EXERCISE DIRECTIONS ::
The entries below must be retyped in full. Keep every word the same.

___ INFORMATION GIVEN

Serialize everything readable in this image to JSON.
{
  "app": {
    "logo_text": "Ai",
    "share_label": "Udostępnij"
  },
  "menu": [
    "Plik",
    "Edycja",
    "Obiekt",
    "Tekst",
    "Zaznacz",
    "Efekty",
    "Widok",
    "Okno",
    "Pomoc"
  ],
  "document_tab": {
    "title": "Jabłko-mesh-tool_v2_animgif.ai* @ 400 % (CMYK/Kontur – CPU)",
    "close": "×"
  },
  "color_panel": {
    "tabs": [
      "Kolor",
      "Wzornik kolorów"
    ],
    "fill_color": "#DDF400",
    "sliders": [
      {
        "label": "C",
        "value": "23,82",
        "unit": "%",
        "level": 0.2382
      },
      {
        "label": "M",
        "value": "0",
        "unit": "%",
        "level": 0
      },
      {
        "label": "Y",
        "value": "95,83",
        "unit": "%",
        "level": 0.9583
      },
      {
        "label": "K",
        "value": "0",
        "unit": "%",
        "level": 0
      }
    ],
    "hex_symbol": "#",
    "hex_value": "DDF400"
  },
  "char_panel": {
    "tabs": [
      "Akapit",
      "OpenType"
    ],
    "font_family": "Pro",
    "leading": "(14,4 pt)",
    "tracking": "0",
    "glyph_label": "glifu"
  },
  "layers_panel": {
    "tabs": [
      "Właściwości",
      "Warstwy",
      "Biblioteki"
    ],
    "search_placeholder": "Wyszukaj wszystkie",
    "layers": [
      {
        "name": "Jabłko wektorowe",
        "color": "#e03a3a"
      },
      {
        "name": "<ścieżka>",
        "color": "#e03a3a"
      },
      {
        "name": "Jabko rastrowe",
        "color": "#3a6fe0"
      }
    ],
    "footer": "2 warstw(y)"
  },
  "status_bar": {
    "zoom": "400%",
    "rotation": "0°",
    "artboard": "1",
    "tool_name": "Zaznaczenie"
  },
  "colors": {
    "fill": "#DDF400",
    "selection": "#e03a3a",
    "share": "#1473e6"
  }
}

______

ANSWER BOX ::
Serialize everything readable in this image to JSON.
{
  "app": {
    "logo_text": "Ai",
    "share_label": "Udostępnij"
  },
  "menu": [
    "Plik",
    "Edycja",
    "Obiekt",
    "Tekst",
    "Zaznacz",
    "Efekty",
    "Widok",
    "Okno",
    "Pomoc"
  ],
  "document_tab": {
    "title": "Jabłko-mesh-tool_v2_animgif.ai* @ 400 % (CMYK/Kontur – CPU)",
    "close": "×"
  },
  "color_panel": {
    "tabs": [
      "Kolor",
      "Wzornik kolorów"
    ],
    "fill_color": "#DDF400",
    "sliders": [
      {
        "label": "C",
        "value": "23,82",
        "unit": "%",
        "level": 0.2382
      },
      {
        "label": "M",
        "value": "0",
        "unit": "%",
        "level": 0
      },
      {
        "label": "Y",
        "value": "95,83",
        "unit": "%",
        "level": 0.9583
      },
      {
        "label": "K",
        "value": "0",
        "unit": "%",
        "level": 0
      }
    ],
    "hex_symbol": "#",
    "hex_value": "DDF400"
  },
  "char_panel": {
    "tabs": [
      "Akapit",
      "OpenType"
    ],
    "font_family": "Pro",
    "leading": "(14,4 pt)",
    "tracking": "0",
    "glyph_label": "glifu"
  },
  "layers_panel": {
    "tabs": [
      "Właściwości",
      "Warstwy",
      "Biblioteki"
    ],
    "search_placeholder": "Wyszukaj wszystkie",
    "layers": [
      {
        "name": "Jabłko wektorowe",
        "color": "#e03a3a"
      },
      {
        "name": "<ścieżka>",
        "color": "#e03a3a"
      },
      {
        "name": "Jabko rastrowe",
        "color": "#3a6fe0"
      }
    ],
    "footer": "2 warstw(y)"
  },
  "status_bar": {
    "zoom": "400%",
    "rotation": "0°",
    "artboard": "1",
    "tool_name": "Zaznaczenie"
  },
  "colors": {
    "fill": "#DDF400",
    "selection": "#e03a3a",
    "share": "#1473e6"
  }
}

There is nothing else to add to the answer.